A) The tests and corresponding accountability measures are about to get much tougher, and
B) Results are going to plummet across the State of Ohio
Ohio's low cut scores to achieve a 'proficient' rating on the accountability tests have created a false sense of student performance for consumers of report card data (i..e. educators and parents).
When the shock of the new system takes place, the knee jerk reaction will be to blame teachers and the institution of schools for the performance woes.
What will count is how educators react to this criticism. Planning right now for how to respond, as well as embracing educational practices that leverage student engagement, will help in equipping to survive this day of academic reckoning.
When your car goes into a skid, you know that you should steer in the opposite direction. However, knowing is one thing. Actually doing this when the moment happens in much tougher.

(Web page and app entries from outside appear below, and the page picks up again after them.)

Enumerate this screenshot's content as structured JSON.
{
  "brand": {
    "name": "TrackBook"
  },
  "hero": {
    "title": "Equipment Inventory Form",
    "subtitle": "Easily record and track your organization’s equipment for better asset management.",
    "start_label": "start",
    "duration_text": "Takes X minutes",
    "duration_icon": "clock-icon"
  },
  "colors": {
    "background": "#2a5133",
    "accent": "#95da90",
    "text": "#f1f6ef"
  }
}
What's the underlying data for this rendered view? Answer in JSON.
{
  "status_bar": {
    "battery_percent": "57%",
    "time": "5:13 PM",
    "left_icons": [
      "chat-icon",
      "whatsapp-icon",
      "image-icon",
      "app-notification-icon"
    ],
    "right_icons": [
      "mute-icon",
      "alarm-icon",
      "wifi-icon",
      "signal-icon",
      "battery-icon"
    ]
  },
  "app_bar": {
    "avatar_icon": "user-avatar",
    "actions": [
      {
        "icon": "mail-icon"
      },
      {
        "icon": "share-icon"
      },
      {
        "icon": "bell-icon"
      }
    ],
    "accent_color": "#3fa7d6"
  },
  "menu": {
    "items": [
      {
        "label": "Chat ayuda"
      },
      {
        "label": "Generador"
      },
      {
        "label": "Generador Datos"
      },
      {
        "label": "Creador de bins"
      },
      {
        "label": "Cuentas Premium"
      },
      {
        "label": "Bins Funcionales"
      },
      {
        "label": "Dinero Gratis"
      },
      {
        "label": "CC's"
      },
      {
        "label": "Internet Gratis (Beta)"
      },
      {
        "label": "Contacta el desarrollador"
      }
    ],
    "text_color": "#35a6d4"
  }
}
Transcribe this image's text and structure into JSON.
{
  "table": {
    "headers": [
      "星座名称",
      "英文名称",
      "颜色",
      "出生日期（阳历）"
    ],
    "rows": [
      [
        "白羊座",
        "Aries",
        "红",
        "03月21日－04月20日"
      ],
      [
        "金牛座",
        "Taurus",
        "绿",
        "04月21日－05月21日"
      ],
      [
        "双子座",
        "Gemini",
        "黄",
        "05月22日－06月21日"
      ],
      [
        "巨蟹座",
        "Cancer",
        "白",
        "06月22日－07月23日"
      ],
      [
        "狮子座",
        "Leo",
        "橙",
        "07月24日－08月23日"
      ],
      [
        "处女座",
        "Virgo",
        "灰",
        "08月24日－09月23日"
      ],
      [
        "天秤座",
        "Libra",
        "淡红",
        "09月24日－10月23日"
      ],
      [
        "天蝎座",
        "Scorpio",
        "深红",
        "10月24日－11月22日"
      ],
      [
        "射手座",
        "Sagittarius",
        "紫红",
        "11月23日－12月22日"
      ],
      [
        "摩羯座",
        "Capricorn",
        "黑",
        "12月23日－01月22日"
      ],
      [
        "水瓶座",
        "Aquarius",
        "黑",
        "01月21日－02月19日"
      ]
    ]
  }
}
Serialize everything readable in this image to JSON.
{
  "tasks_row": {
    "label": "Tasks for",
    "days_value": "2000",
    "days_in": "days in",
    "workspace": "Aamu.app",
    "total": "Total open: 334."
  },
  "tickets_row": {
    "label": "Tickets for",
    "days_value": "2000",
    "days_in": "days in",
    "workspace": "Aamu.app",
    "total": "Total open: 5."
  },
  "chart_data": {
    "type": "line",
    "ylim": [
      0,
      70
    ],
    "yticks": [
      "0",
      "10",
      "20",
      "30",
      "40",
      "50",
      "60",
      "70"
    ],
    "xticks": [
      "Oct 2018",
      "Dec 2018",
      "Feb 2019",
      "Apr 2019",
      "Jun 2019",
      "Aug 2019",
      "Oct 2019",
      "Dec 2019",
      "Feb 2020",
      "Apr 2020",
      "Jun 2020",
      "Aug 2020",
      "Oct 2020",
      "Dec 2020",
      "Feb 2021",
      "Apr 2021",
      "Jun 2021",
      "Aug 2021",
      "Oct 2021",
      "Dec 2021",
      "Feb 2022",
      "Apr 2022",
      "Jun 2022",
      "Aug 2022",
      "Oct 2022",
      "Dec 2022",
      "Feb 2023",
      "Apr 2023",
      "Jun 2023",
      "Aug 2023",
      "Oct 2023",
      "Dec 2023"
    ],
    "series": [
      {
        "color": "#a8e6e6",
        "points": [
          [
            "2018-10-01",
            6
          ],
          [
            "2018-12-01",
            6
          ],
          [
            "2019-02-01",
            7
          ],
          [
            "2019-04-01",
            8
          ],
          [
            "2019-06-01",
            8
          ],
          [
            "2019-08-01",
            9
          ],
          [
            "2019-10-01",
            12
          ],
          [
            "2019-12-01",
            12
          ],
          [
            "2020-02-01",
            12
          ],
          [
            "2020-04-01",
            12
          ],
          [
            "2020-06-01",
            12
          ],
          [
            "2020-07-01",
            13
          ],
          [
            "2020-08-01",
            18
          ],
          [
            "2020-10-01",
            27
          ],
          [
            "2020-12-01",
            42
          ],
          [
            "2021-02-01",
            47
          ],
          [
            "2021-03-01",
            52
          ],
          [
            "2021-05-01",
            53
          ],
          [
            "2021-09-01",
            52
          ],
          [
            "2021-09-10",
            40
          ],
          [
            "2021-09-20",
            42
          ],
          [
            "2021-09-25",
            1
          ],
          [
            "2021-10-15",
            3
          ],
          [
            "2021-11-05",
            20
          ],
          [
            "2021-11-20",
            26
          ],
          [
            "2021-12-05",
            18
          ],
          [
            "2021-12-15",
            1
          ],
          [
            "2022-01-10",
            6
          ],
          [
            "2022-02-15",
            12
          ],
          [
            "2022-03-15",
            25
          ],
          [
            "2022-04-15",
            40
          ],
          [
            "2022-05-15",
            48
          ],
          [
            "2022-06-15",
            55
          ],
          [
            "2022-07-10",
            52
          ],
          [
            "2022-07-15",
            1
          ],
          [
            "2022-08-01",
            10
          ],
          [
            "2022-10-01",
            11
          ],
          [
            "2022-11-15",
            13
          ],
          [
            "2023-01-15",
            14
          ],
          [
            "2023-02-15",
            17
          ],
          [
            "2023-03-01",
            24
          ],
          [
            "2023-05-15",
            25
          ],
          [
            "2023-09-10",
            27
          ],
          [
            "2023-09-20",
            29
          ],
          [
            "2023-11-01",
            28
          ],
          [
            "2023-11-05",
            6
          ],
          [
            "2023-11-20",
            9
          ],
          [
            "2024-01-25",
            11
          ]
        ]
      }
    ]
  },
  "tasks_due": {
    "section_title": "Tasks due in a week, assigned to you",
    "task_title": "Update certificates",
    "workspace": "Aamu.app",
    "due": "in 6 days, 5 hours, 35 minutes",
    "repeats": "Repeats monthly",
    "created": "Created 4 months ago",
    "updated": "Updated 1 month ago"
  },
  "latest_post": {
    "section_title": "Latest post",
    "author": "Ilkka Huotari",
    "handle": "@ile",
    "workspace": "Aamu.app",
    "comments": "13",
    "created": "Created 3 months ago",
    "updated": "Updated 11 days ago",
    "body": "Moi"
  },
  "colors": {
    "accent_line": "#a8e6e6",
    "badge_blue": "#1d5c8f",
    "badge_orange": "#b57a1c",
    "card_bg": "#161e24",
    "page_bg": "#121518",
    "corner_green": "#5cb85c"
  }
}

The same will be true when the new tests and accountability system come online. We know that creating authentic, engaging experiences in the classroom (ones where students have multiple options and pathways for demonstrating mastery) will best position students to perform at high levels on whatever accountability test they take (what I like to refer to as teaching in spite of the accountability system).
The difficulty is that while we know this, the firestorm of criticism that will rain down from the sky on schools will make educators want to turn the steering wheel in the wrong direction (i.e. more test prep, more drill and kill, more whole class standardization, more 'experiences' designed to mirror the 'tests' that drain the life out of education.)
The good news is that we know what is coming, and we have time to prepare for our response. Teaching 'in spite of' and not doubling down on the flawed test prep strategy of the past twenty years will take immense professional courage.
Keep this in mind as you ponder these two options: As choice in education becomes more of a reality every day, students will increasingly have options as to where they want to spend their educational time. Given the choice between a classroom where prepping for the test is the focus or engaging in authentic activities is the focus, which do you think they'll choose?
At the end of the day it is always about so much more than test scores.
Don't let the current accountability climate prevent you from teaching in ways that will allow your students to flourish in an economic climate that demands creative thinkers who are capable of producing original, creative content in the post-industrial world.